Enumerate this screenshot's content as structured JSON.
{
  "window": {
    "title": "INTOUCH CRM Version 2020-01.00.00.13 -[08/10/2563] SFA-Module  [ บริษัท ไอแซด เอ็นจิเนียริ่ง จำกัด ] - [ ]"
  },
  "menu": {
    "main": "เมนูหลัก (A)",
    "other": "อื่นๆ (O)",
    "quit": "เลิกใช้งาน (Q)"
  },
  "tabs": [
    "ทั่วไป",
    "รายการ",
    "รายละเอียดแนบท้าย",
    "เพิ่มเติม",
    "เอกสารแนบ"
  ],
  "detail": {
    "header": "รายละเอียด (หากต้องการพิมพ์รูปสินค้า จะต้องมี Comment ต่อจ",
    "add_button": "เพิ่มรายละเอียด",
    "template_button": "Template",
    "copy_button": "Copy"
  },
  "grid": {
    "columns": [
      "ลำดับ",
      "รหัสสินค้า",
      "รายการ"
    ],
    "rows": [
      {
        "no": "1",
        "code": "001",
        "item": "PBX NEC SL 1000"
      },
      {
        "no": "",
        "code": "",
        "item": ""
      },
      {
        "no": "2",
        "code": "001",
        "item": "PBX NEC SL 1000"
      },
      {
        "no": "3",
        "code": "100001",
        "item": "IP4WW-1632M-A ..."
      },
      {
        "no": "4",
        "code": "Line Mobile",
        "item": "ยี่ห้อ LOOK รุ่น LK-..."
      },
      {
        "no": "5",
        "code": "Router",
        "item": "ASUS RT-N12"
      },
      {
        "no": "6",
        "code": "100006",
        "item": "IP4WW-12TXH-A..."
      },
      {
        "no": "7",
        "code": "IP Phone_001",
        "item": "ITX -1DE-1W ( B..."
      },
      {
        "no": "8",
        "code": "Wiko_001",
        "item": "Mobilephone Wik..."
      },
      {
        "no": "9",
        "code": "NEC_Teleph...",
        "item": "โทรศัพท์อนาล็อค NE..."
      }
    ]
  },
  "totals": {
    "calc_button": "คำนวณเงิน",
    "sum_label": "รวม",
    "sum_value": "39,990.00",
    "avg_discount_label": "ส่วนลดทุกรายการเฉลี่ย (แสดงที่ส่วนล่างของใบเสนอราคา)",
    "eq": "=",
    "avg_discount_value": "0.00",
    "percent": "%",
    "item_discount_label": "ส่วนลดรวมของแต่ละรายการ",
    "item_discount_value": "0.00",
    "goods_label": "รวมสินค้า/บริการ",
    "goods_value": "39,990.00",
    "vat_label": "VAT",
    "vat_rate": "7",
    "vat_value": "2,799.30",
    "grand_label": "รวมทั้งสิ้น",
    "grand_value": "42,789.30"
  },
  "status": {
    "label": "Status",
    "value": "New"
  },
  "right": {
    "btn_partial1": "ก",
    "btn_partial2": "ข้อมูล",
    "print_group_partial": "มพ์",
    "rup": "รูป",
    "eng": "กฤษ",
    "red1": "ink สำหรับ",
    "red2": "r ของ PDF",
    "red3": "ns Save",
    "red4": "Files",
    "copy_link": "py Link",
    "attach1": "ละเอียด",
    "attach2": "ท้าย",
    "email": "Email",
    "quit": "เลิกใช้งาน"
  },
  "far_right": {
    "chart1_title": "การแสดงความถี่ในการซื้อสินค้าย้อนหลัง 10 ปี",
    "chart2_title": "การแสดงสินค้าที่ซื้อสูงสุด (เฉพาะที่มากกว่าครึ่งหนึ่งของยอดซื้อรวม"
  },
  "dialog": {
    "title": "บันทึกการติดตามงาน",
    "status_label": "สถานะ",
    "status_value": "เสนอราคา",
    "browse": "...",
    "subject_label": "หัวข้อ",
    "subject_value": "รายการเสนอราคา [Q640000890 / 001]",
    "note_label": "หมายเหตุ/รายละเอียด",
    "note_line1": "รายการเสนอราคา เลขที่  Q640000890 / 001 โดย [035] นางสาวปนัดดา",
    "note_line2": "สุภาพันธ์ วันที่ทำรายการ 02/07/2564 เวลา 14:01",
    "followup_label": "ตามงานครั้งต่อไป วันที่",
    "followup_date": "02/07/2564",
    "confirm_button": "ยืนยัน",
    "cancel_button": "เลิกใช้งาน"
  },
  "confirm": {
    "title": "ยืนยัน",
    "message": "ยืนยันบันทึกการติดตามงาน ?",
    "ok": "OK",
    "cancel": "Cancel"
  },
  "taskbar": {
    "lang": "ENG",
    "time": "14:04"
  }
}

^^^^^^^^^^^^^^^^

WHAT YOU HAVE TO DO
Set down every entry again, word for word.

OUTPUT OF THE TASK
Enumerate this screenshot's content as structured JSON.
{
  "window": {
    "title": "INTOUCH CRM Version 2020-01.00.00.13 -[08/10/2563] SFA-Module  [ บริษัท ไอแซด เอ็นจิเนียริ่ง จำกัด ] - [ ]"
  },
  "menu": {
    "main": "เมนูหลัก (A)",
    "other": "อื่นๆ (O)",
    "quit": "เลิกใช้งาน (Q)"
  },
  "tabs": [
    "ทั่วไป",
    "รายการ",
    "รายละเอียดแนบท้าย",
    "เพิ่มเติม",
    "เอกสารแนบ"
  ],
  "detail": {
    "header": "รายละเอียด (หากต้องการพิมพ์รูปสินค้า จะต้องมี Comment ต่อจ",
    "add_button": "เพิ่มรายละเอียด",
    "template_button": "Template",
    "copy_button": "Copy"
  },
  "grid": {
    "columns": [
      "ลำดับ",
      "รหัสสินค้า",
      "รายการ"
    ],
    "rows": [
      {
        "no": "1",
        "code": "001",
        "item": "PBX NEC SL 1000"
      },
      {
        "no": "",
        "code": "",
        "item": ""
      },
      {
        "no": "2",
        "code": "001",
        "item": "PBX NEC SL 1000"
      },
      {
        "no": "3",
        "code": "100001",
        "item": "IP4WW-1632M-A ..."
      },
      {
        "no": "4",
        "code": "Line Mobile",
        "item": "ยี่ห้อ LOOK รุ่น LK-..."
      },
      {
        "no": "5",
        "code": "Router",
        "item": "ASUS RT-N12"
      },
      {
        "no": "6",
        "code": "100006",
        "item": "IP4WW-12TXH-A..."
      },
      {
        "no": "7",
        "code": "IP Phone_001",
        "item": "ITX -1DE-1W ( B..."
      },
      {
        "no": "8",
        "code": "Wiko_001",
        "item": "Mobilephone Wik..."
      },
      {
        "no": "9",
        "code": "NEC_Teleph...",
        "item": "โทรศัพท์อนาล็อค NE..."
      }
    ]
  },
  "totals": {
    "calc_button": "คำนวณเงิน",
    "sum_label": "รวม",
    "sum_value": "39,990.00",
    "avg_discount_label": "ส่วนลดทุกรายการเฉลี่ย (แสดงที่ส่วนล่างของใบเสนอราคา)",
    "eq": "=",
    "avg_discount_value": "0.00",
    "percent": "%",
    "item_discount_label": "ส่วนลดรวมของแต่ละรายการ",
    "item_discount_value": "0.00",
    "goods_label": "รวมสินค้า/บริการ",
    "goods_value": "39,990.00",
    "vat_label": "VAT",
    "vat_rate": "7",
    "vat_value": "2,799.30",
    "grand_label": "รวมทั้งสิ้น",
    "grand_value": "42,789.30"
  },
  "status": {
    "label": "Status",
    "value": "New"
  },
  "right": {
    "btn_partial1": "ก",
    "btn_partial2": "ข้อมูล",
    "print_group_partial": "มพ์",
    "rup": "รูป",
    "eng": "กฤษ",
    "red1": "ink สำหรับ",
    "red2": "r ของ PDF",
    "red3": "ns Save",
    "red4": "Files",
    "copy_link": "py Link",
    "attach1": "ละเอียด",
    "attach2": "ท้าย",
    "email": "Email",
    "quit": "เลิกใช้งาน"
  },
  "far_right": {
    "chart1_title": "การแสดงความถี่ในการซื้อสินค้าย้อนหลัง 10 ปี",
    "chart2_title": "การแสดงสินค้าที่ซื้อสูงสุด (เฉพาะที่มากกว่าครึ่งหนึ่งของยอดซื้อรวม"
  },
  "dialog": {
    "title": "บันทึกการติดตามงาน",
    "status_label": "สถานะ",
    "status_value": "เสนอราคา",
    "browse": "...",
    "subject_label": "หัวข้อ",
    "subject_value": "รายการเสนอราคา [Q640000890 / 001]",
    "note_label": "หมายเหตุ/รายละเอียด",
    "note_line1": "รายการเสนอราคา เลขที่  Q640000890 / 001 โดย [035] นางสาวปนัดดา",
    "note_line2": "สุภาพันธ์ วันที่ทำรายการ 02/07/2564 เวลา 14:01",
    "followup_label": "ตามงานครั้งต่อไป วันที่",
    "followup_date": "02/07/2564",
    "confirm_button": "ยืนยัน",
    "cancel_button": "เลิกใช้งาน"
  },
  "confirm": {
    "title": "ยืนยัน",
    "message": "ยืนยันบันทึกการติดตามงาน ?",
    "ok": "OK",
    "cancel": "Cancel"
  },
  "taskbar": {
    "lang": "ENG",
    "time": "14:04"
  }
}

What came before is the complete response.